Jeremy Sarkin, Washington and Lee University School of Law's Scholar-in-Residence, will give a public lecture on Wednesday, April 5, at 12:30 p.m. in Classroom D of Lewis Hall.
In his talk, “Dealing with Apartheid Human Rights Violations: The Role of the South African Truth and Reconciliation Commission,” Sarkin will discuss how dealing with past injustices has been a crucial test for new democratic orders.
Facing the tensions between truth, justice, reconciliation, a transitional process entails tremendous challenges. South Africa's transition, and its Truth and Reconciliation Commission have been hailed as a model for other countries. This talk will examine the South African Truth and Reconciliation Commission's work to determine what it did, how individuals got amnesty in exchange for truth, how effective that model was, and what lessons can be learned for other countries that wish to deal with past human rights violations.
Jeremy Sarkin is Senior Professor of Law at the University of the Western Cape in Cape Town South Africa and the Frances Lewis Scholar-in-Residence at Washington and Lee School of Law. He has an undergraduate and postgraduate law degree from the University of Natal (Durban), a Masters in Law from Harvard Law School and a Doctor of Laws degree from the University of the Western Cape.
He is an attorney in South Africa and in New York. He has worked on constitutional and transitional issues in various countries, including Rwanda, the Democratic Republic of the Congo, Sierra Leone, Ethiopia, Angola, Namibia and Burma. He has assisted various truth commissions in their work. He serves on the editorial board of a number of journals including the Human Rights Quarterly. He served as an acting judge in 2002 and 2003 in the Cape High Court.

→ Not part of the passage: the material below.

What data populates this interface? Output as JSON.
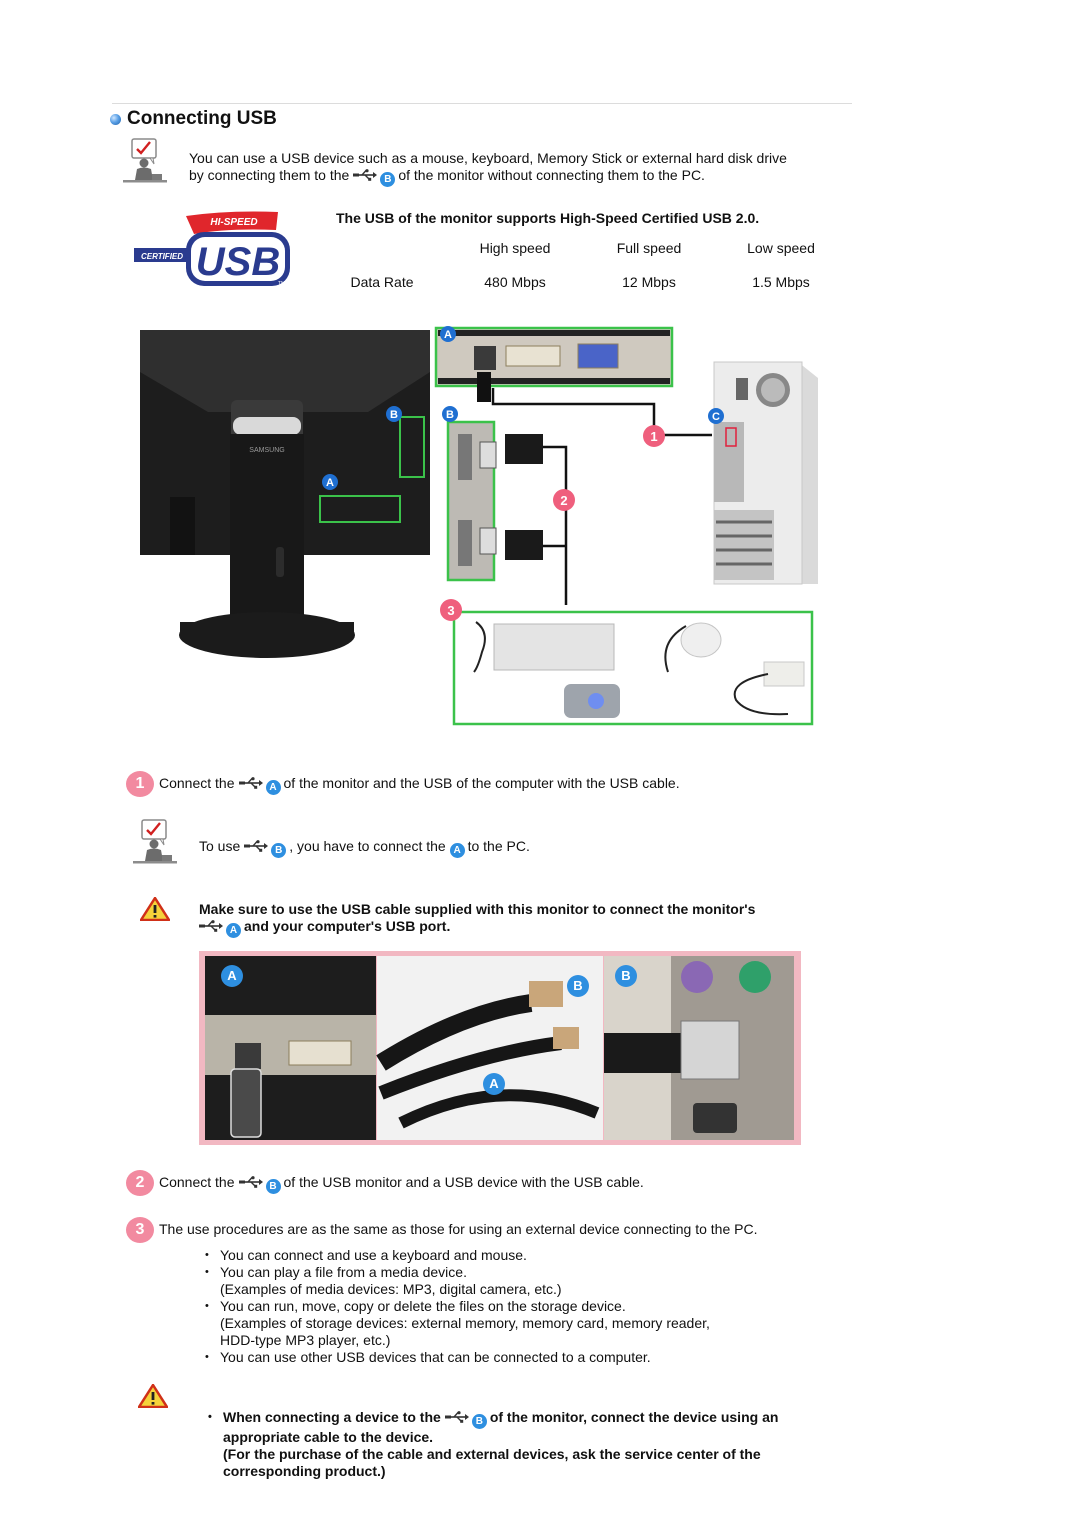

He has published widely and his recent books are Human Rights, The Citizen and the State: South African and Irish Perspectives (2002); Carrots and Sticks: The TRC and the South African Amnesty Process (2004); The Administration of Justice: Comparative Perspectives (2004) and forthcoming Reconciliation in Transitional Societies (2006).Email This Page